Apex predator of the Americas, the jaguar is the largest cat on the continent. South American jaguars thrive in Brazil’s Pantanal region, a vast tropical wetland region that is a biodiversity hotspot. More or less wiped out from most of the continent due to habitat loss, the jaguar thrives in this habitat along with numerous other animals. This is one of the few remaining places in the world to spot them. The jaguars of this region are adapted to a fairly broad diet that challenges their skills in many ways. Uniquely, in the protected South Pantanal region around the Cuiaba River jaguars hunt caimans, a relative of the crocodile. Their ability to swim, their strength, powerful jaws and sharp teeth are all called into use to hunt these creatures. Besides caimans jaguars of the Pantanal regularly capybara, the area’s huge river rodents, as well as marsh deer, giant anteaters, and wild hogs among other animals and fish.

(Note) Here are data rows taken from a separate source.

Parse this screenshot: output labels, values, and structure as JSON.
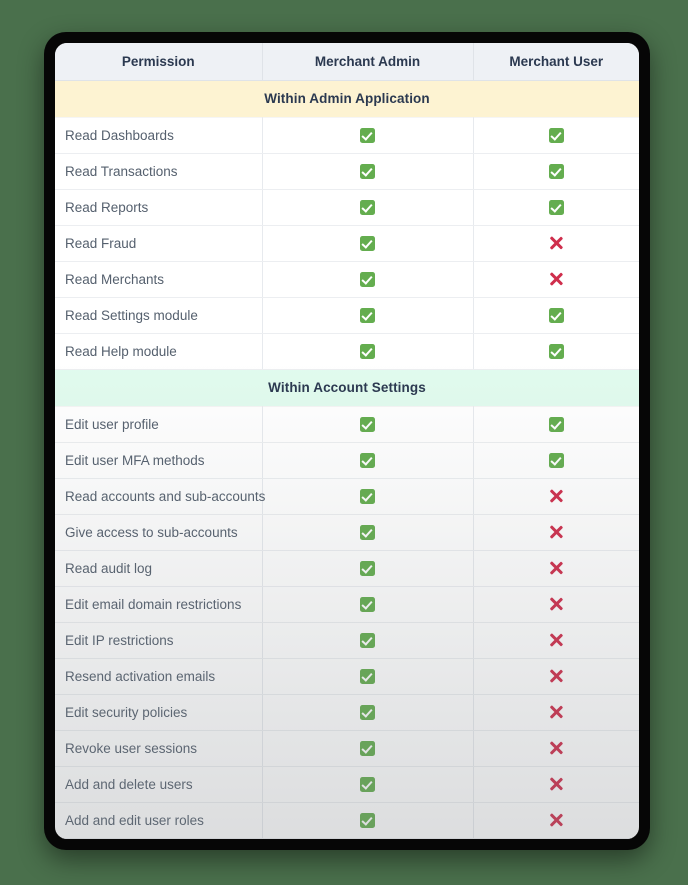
{
  "table": {
    "columns": [
      "Permission",
      "Merchant Admin",
      "Merchant User"
    ],
    "icons": {
      "yes": "check-green-icon",
      "no": "cross-red-icon"
    },
    "colors": {
      "page_background": "#4a704c",
      "frame": "#060606",
      "sheet": "#ffffff",
      "header_background": "#eef1f5",
      "header_text": "#2b3950",
      "row_text": "#55606e",
      "section_admin_background": "#fdf3d2",
      "section_account_background": "#e1fbee",
      "yes_green": "#64ad4f",
      "no_red": "#cf2e4c",
      "row_divider": "#eceef1"
    },
    "sections": [
      {
        "title": "Within Admin Application",
        "style": "admin",
        "rows": [
          {
            "permission": "Read Dashboards",
            "merchant_admin": "yes",
            "merchant_user": "yes"
          },
          {
            "permission": "Read Transactions",
            "merchant_admin": "yes",
            "merchant_user": "yes"
          },
          {
            "permission": "Read Reports",
            "merchant_admin": "yes",
            "merchant_user": "yes"
          },
          {
            "permission": "Read Fraud",
            "merchant_admin": "yes",
            "merchant_user": "no"
          },
          {
            "permission": "Read Merchants",
            "merchant_admin": "yes",
            "merchant_user": "no"
          },
          {
            "permission": "Read Settings module",
            "merchant_admin": "yes",
            "merchant_user": "yes"
          },
          {
            "permission": "Read Help module",
            "merchant_admin": "yes",
            "merchant_user": "yes"
          }
        ]
      },
      {
        "title": "Within Account Settings",
        "style": "account",
        "rows": [
          {
            "permission": "Edit user profile",
            "merchant_admin": "yes",
            "merchant_user": "yes"
          },
          {
            "permission": "Edit user MFA methods",
            "merchant_admin": "yes",
            "merchant_user": "yes"
          },
          {
            "permission": "Read accounts and sub-accounts",
            "merchant_admin": "yes",
            "merchant_user": "no"
          },
          {
            "permission": "Give access to sub-accounts",
            "merchant_admin": "yes",
            "merchant_user": "no"
          },
          {
            "permission": "Read audit log",
            "merchant_admin": "yes",
            "merchant_user": "no"
          },
          {
            "permission": "Edit email domain restrictions",
            "merchant_admin": "yes",
            "merchant_user": "no"
          },
          {
            "permission": "Edit IP restrictions",
            "merchant_admin": "yes",
            "merchant_user": "no"
          },
          {
            "permission": "Resend activation emails",
            "merchant_admin": "yes",
            "merchant_user": "no"
          },
          {
            "permission": "Edit security policies",
            "merchant_admin": "yes",
            "merchant_user": "no"
          },
          {
            "permission": "Revoke user sessions",
            "merchant_admin": "yes",
            "merchant_user": "no"
          },
          {
            "permission": "Add and delete users",
            "merchant_admin": "yes",
            "merchant_user": "no"
          },
          {
            "permission": "Add and edit user roles",
            "merchant_admin": "yes",
            "merchant_user": "no"
          }
        ]
      }
    ]
  }
}
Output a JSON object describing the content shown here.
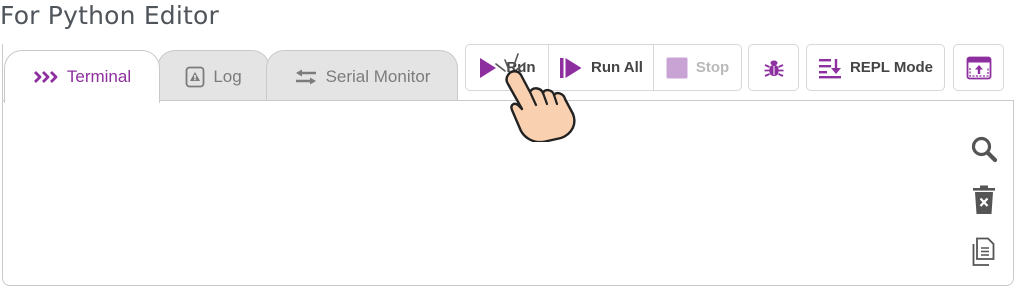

In order to track jaguars I travelled from our hotel in Porto Jofre in a motorboat along the length of three rivers, to one of the largest protected areas in the Pantanal. This area has a high density of jaguars, caimans as well as capybara. We spent 10-12 hours each day on the river searching for jaguars, caimans and other mammals.